■ What to produce:
The records below must be retyped exactly.

[Exercise materials — start]

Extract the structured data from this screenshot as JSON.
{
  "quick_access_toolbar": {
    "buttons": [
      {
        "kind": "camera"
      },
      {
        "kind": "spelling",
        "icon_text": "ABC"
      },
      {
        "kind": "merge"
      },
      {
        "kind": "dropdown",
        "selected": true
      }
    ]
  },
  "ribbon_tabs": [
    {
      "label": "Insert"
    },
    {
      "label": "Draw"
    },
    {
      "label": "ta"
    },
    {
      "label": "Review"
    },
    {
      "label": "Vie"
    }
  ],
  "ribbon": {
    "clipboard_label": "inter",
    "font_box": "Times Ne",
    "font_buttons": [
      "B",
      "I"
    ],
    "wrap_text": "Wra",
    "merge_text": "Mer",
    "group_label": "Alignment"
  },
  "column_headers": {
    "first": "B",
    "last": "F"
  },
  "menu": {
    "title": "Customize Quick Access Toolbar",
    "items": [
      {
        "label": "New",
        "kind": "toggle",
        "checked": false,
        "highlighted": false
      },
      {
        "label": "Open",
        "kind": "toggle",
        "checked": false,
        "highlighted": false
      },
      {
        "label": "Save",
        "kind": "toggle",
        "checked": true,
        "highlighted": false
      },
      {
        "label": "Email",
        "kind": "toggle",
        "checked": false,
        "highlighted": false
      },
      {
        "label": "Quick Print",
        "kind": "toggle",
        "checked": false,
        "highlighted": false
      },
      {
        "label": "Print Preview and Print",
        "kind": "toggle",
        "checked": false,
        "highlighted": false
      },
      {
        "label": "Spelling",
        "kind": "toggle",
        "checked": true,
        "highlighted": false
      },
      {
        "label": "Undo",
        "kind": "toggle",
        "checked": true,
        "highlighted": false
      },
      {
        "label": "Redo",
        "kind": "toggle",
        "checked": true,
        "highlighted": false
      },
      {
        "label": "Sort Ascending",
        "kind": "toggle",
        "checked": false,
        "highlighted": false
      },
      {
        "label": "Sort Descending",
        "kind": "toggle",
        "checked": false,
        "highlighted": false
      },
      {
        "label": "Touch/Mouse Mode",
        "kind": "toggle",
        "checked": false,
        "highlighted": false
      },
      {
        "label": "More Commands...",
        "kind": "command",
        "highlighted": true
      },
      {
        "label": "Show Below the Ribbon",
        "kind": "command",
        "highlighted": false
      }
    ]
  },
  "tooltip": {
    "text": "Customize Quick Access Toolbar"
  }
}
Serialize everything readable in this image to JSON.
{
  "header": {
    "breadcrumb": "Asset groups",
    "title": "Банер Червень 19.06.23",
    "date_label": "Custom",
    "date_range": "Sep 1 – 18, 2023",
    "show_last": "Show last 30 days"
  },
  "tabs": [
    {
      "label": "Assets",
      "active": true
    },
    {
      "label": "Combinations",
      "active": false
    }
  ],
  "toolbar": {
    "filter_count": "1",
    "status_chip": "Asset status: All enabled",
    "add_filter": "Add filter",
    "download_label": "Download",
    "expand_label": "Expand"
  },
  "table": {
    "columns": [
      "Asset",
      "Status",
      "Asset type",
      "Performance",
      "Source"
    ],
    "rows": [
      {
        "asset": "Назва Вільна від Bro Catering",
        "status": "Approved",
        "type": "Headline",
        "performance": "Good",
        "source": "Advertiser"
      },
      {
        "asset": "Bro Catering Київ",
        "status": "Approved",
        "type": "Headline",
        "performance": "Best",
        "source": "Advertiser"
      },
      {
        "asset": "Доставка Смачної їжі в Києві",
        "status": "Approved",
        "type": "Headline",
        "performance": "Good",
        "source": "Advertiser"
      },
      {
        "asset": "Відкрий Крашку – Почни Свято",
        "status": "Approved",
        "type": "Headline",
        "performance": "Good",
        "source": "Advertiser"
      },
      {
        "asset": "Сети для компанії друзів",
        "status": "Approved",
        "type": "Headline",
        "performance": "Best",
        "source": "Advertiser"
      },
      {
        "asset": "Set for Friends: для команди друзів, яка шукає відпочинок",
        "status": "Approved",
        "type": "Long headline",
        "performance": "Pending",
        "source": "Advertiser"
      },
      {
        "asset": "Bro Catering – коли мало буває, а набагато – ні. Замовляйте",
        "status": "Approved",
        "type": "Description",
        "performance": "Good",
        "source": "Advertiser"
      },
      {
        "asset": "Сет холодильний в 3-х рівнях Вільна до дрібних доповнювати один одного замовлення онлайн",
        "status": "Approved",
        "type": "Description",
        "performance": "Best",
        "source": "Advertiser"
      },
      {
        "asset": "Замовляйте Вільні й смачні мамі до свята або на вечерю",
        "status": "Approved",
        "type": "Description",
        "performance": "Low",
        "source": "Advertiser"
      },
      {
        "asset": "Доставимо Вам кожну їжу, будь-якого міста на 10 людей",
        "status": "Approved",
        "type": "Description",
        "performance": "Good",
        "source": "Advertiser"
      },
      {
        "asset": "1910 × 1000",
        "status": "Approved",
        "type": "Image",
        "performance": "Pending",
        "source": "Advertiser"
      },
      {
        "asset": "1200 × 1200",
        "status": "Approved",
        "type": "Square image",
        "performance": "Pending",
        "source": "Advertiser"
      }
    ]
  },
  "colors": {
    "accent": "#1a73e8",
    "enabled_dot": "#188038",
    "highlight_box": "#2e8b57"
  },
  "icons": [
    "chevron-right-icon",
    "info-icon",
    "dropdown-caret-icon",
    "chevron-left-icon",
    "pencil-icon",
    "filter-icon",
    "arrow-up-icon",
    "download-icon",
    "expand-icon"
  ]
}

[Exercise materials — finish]

■ Result of the exercise:
Extract the structured data from this screenshot as JSON.
{
  "quick_access_toolbar": {
    "buttons": [
      {
        "kind": "camera"
      },
      {
        "kind": "spelling",
        "icon_text": "ABC"
      },
      {
        "kind": "merge"
      },
      {
        "kind": "dropdown",
        "selected": true
      }
    ]
  },
  "ribbon_tabs": [
    {
      "label": "Insert"
    },
    {
      "label": "Draw"
    },
    {
      "label": "ta"
    },
    {
      "label": "Review"
    },
    {
      "label": "Vie"
    }
  ],
  "ribbon": {
    "clipboard_label": "inter",
    "font_box": "Times Ne",
    "font_buttons": [
      "B",
      "I"
    ],
    "wrap_text": "Wra",
    "merge_text": "Mer",
    "group_label": "Alignment"
  },
  "column_headers": {
    "first": "B",
    "last": "F"
  },
  "menu": {
    "title": "Customize Quick Access Toolbar",
    "items": [
      {
        "label": "New",
        "kind": "toggle",
        "checked": false,
        "highlighted": false
      },
      {
        "label": "Open",
        "kind": "toggle",
        "checked": false,
        "highlighted": false
      },
      {
        "label": "Save",
        "kind": "toggle",
        "checked": true,
        "highlighted": false
      },
      {
        "label": "Email",
        "kind": "toggle",
        "checked": false,
        "highlighted": false
      },
      {
        "label": "Quick Print",
        "kind": "toggle",
        "checked": false,
        "highlighted": false
      },
      {
        "label": "Print Preview and Print",
        "kind": "toggle",
        "checked": false,
        "highlighted": false
      },
      {
        "label": "Spelling",
        "kind": "toggle",
        "checked": true,
        "highlighted": false
      },
      {
        "label": "Undo",
        "kind": "toggle",
        "checked": true,
        "highlighted": false
      },
      {
        "label": "Redo",
        "kind": "toggle",
        "checked": true,
        "highlighted": false
      },
      {
        "label": "Sort Ascending",
        "kind": "toggle",
        "checked": false,
        "highlighted": false
      },
      {
        "label": "Sort Descending",
        "kind": "toggle",
        "checked": false,
        "highlighted": false
      },
      {
        "label": "Touch/Mouse Mode",
        "kind": "toggle",
        "checked": false,
        "highlighted": false
      },
      {
        "label": "More Commands...",
        "kind": "command",
        "highlighted": true
      },
      {
        "label": "Show Below the Ribbon",
        "kind": "command",
        "highlighted": false
      }
    ]
  },
  "tooltip": {
    "text": "Customize Quick Access Toolbar"
  }
}
Serialize everything readable in this image to JSON.
{
  "header": {
    "breadcrumb": "Asset groups",
    "title": "Банер Червень 19.06.23",
    "date_label": "Custom",
    "date_range": "Sep 1 – 18, 2023",
    "show_last": "Show last 30 days"
  },
  "tabs": [
    {
      "label": "Assets",
      "active": true
    },
    {
      "label": "Combinations",
      "active": false
    }
  ],
  "toolbar": {
    "filter_count": "1",
    "status_chip": "Asset status: All enabled",
    "add_filter": "Add filter",
    "download_label": "Download",
    "expand_label": "Expand"
  },
  "table": {
    "columns": [
      "Asset",
      "Status",
      "Asset type",
      "Performance",
      "Source"
    ],
    "rows": [
      {
        "asset": "Назва Вільна від Bro Catering",
        "status": "Approved",
        "type": "Headline",
        "performance": "Good",
        "source": "Advertiser"
      },
      {
        "asset": "Bro Catering Київ",
        "status": "Approved",
        "type": "Headline",
        "performance": "Best",
        "source": "Advertiser"
      },
      {
        "asset": "Доставка Смачної їжі в Києві",
        "status": "Approved",
        "type": "Headline",
        "performance": "Good",
        "source": "Advertiser"
      },
      {
        "asset": "Відкрий Крашку – Почни Свято",
        "status": "Approved",
        "type": "Headline",
        "performance": "Good",
        "source": "Advertiser"
      },
      {
        "asset": "Сети для компанії друзів",
        "status": "Approved",
        "type": "Headline",
        "performance": "Best",
        "source": "Advertiser"
      },
      {
        "asset": "Set for Friends: для команди друзів, яка шукає відпочинок",
        "status": "Approved",
        "type": "Long headline",
        "performance": "Pending",
        "source": "Advertiser"
      },
      {
        "asset": "Bro Catering – коли мало буває, а набагато – ні. Замовляйте",
        "status": "Approved",
        "type": "Description",
        "performance": "Good",
        "source": "Advertiser"
      },
      {
        "asset": "Сет холодильний в 3-х рівнях Вільна до дрібних доповнювати один одного замовлення онлайн",
        "status": "Approved",
        "type": "Description",
        "performance": "Best",
        "source": "Advertiser"
      },
      {
        "asset": "Замовляйте Вільні й смачні мамі до свята або на вечерю",
        "status": "Approved",
        "type": "Description",
        "performance": "Low",
        "source": "Advertiser"
      },
      {
        "asset": "Доставимо Вам кожну їжу, будь-якого міста на 10 людей",
        "status": "Approved",
        "type": "Description",
        "performance": "Good",
        "source": "Advertiser"
      },
      {
        "asset": "1910 × 1000",
        "status": "Approved",
        "type": "Image",
        "performance": "Pending",
        "source": "Advertiser"
      },
      {
        "asset": "1200 × 1200",
        "status": "Approved",
        "type": "Square image",
        "performance": "Pending",
        "source": "Advertiser"
      }
    ]
  },
  "colors": {
    "accent": "#1a73e8",
    "enabled_dot": "#188038",
    "highlight_box": "#2e8b57"
  },
  "icons": [
    "chevron-right-icon",
    "info-icon",
    "dropdown-caret-icon",
    "chevron-left-icon",
    "pencil-icon",
    "filter-icon",
    "arrow-up-icon",
    "download-icon",
    "expand-icon"
  ]
}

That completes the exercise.